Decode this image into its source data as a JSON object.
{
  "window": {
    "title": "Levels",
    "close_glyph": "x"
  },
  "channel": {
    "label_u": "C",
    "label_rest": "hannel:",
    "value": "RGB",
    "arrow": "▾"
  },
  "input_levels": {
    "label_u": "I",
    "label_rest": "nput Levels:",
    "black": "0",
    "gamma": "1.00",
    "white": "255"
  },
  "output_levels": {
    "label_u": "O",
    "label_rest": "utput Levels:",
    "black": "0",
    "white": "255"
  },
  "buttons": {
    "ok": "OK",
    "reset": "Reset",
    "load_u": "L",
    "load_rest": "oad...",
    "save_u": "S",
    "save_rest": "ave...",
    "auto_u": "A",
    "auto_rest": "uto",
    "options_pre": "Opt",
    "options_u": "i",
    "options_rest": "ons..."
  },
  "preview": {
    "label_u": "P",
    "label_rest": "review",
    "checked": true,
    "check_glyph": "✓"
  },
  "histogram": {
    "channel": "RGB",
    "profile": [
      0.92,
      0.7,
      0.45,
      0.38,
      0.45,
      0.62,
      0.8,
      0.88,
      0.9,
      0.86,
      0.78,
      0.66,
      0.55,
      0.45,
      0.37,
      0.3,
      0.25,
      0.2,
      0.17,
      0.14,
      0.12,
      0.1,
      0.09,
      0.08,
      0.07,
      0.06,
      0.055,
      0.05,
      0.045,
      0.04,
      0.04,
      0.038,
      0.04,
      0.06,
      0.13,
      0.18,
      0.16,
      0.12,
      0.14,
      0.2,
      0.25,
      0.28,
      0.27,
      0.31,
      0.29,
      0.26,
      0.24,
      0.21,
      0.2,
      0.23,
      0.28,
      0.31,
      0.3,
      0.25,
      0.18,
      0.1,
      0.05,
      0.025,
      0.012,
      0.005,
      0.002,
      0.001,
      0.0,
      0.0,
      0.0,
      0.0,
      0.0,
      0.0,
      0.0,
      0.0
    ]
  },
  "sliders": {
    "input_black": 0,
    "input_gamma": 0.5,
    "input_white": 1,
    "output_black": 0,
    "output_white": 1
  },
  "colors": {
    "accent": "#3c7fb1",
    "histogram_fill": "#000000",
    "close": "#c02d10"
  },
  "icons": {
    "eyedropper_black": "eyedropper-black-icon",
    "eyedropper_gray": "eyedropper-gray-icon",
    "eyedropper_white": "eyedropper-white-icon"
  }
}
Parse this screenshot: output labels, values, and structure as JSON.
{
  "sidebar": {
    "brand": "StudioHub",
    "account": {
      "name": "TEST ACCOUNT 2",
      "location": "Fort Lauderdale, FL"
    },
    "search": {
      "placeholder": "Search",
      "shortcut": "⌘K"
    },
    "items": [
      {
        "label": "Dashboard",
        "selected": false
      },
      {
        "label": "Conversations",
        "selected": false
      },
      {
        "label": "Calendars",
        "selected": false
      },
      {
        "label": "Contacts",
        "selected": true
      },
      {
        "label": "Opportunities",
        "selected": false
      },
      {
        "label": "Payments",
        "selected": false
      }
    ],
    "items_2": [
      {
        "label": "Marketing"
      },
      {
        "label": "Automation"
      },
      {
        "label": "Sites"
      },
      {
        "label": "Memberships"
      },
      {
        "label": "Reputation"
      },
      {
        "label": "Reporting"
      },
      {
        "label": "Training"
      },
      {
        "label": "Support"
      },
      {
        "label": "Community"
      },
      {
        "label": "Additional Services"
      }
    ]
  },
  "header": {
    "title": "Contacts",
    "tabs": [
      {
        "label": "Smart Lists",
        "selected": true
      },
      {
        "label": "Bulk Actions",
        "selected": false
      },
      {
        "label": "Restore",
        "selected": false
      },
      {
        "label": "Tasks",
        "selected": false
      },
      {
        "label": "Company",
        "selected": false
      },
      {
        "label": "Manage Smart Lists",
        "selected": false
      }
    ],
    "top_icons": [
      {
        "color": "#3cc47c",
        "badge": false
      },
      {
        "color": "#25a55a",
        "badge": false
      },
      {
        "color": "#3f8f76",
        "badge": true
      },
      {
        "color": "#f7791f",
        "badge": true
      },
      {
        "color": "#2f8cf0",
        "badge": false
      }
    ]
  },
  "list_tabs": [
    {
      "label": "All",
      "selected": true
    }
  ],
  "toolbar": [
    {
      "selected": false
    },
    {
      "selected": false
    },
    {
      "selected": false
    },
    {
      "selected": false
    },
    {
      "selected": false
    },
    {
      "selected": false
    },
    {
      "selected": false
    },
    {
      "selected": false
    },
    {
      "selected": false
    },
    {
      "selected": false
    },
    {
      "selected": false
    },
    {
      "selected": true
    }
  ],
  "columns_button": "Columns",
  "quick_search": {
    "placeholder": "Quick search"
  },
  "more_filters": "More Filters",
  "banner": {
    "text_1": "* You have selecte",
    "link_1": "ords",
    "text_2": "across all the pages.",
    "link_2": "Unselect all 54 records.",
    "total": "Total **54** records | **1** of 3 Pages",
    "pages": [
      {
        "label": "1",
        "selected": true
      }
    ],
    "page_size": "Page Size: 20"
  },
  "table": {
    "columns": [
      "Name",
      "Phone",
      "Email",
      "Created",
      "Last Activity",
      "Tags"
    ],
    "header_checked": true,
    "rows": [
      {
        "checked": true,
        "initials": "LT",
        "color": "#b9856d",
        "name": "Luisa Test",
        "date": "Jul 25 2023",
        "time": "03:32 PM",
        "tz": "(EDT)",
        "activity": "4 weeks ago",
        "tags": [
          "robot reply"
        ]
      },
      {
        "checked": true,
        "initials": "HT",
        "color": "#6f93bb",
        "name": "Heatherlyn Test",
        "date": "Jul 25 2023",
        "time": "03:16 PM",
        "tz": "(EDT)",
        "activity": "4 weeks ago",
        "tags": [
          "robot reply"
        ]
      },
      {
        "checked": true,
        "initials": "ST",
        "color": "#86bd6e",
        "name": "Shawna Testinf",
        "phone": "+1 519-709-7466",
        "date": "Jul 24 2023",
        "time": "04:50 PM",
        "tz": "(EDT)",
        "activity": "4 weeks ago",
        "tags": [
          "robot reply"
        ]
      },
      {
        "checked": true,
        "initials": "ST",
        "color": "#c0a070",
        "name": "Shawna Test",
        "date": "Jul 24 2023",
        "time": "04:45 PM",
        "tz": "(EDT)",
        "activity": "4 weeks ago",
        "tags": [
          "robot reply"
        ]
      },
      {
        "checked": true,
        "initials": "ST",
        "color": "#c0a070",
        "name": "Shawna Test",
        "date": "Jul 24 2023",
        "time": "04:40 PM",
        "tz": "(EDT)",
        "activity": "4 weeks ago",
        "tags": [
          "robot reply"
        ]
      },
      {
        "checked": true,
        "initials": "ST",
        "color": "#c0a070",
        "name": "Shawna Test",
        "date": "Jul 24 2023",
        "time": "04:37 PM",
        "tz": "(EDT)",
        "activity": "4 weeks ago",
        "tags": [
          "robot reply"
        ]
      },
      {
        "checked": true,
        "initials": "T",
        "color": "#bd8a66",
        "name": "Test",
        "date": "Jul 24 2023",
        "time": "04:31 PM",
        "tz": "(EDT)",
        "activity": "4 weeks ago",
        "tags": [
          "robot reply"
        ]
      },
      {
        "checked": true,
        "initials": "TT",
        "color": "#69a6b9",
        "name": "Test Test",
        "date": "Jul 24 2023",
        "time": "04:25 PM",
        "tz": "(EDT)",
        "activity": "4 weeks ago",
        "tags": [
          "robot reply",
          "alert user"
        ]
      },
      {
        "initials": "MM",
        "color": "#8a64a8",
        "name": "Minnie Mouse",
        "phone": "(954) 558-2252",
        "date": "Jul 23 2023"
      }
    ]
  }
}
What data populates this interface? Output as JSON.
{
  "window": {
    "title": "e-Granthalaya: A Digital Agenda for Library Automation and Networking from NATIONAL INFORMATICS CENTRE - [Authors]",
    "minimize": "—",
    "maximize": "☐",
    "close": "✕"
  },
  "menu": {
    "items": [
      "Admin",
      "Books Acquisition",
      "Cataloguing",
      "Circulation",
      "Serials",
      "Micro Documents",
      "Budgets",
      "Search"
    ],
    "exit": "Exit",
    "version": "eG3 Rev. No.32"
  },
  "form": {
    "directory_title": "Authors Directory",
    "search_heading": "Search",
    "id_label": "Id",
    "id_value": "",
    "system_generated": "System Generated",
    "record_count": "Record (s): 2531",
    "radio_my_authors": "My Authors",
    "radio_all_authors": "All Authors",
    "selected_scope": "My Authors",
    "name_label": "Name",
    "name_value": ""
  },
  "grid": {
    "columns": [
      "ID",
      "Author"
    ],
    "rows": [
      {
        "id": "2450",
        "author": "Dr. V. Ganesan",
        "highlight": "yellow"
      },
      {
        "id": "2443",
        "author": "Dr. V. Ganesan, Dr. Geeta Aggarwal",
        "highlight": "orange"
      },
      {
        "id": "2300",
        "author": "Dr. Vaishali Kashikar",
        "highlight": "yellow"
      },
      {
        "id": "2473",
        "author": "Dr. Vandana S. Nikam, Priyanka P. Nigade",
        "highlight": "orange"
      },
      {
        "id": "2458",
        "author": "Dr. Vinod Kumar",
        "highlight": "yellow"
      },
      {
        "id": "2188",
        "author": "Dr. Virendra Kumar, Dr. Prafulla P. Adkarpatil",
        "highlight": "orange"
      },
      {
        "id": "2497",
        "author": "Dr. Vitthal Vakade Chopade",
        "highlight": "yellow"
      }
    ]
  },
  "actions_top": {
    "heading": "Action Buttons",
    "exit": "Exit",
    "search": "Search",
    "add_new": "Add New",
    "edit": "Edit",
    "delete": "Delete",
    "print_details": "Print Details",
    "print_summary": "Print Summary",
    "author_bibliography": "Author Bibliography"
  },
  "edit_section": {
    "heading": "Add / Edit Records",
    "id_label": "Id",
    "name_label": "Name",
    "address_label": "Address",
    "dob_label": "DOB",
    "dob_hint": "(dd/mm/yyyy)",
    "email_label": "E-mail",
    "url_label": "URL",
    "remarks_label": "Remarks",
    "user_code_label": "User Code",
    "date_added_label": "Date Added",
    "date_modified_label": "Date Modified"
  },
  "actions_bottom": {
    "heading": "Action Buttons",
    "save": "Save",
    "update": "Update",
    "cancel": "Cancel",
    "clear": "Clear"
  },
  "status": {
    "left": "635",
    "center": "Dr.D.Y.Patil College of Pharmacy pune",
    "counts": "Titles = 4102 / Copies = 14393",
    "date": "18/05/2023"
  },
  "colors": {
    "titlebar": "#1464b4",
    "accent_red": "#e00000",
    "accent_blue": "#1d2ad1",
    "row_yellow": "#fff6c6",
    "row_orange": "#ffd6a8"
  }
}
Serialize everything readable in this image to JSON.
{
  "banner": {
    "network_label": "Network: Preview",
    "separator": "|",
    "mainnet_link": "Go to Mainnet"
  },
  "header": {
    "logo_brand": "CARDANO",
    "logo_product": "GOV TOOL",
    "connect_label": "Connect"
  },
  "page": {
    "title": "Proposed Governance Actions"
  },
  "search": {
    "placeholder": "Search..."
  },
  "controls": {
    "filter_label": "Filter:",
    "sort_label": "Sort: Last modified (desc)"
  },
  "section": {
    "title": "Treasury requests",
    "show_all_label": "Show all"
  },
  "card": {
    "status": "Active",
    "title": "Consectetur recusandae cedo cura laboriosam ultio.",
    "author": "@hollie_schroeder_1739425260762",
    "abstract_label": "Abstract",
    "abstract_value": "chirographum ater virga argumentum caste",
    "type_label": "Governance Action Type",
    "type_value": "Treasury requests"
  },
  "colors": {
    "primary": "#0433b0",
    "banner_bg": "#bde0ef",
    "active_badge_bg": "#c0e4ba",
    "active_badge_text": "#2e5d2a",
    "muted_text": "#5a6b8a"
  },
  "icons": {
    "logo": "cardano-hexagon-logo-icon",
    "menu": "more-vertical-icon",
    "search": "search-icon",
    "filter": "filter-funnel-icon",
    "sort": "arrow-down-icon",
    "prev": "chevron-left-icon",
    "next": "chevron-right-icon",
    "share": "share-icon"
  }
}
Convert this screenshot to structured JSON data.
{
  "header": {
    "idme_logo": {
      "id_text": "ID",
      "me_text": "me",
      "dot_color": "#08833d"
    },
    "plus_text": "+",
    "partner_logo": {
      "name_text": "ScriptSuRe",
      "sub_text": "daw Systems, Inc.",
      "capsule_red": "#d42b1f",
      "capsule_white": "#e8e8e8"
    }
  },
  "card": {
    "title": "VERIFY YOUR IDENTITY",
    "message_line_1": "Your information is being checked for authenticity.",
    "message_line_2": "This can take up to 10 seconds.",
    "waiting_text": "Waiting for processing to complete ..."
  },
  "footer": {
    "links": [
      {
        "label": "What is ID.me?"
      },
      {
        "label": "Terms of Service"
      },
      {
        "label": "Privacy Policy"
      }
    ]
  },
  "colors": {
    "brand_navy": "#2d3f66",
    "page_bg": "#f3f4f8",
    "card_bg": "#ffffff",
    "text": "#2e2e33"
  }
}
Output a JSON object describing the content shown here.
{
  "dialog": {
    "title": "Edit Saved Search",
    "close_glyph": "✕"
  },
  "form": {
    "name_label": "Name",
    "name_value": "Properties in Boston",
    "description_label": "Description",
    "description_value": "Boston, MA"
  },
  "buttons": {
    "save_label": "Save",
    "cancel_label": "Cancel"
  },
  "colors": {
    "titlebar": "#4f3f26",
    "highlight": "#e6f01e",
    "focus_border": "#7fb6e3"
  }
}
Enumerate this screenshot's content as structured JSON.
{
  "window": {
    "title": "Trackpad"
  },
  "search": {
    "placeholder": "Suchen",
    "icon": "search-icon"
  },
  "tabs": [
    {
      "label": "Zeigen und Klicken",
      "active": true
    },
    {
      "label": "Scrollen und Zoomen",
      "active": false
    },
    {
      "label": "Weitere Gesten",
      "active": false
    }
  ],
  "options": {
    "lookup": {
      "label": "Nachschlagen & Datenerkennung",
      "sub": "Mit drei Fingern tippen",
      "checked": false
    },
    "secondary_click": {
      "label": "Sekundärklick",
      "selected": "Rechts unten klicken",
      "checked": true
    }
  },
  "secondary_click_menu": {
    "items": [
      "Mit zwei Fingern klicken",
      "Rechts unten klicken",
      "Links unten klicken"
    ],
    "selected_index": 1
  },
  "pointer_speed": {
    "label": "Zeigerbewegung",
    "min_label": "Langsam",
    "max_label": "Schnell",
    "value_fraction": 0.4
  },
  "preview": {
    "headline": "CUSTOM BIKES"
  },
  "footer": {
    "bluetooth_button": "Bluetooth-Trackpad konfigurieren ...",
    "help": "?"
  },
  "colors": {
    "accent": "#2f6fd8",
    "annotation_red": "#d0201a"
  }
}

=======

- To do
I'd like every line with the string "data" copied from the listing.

- Finished exercise
Decode this image into its source data as a JSON object.
What data populates this interface? Output as JSON.
Convert this screenshot to structured JSON data.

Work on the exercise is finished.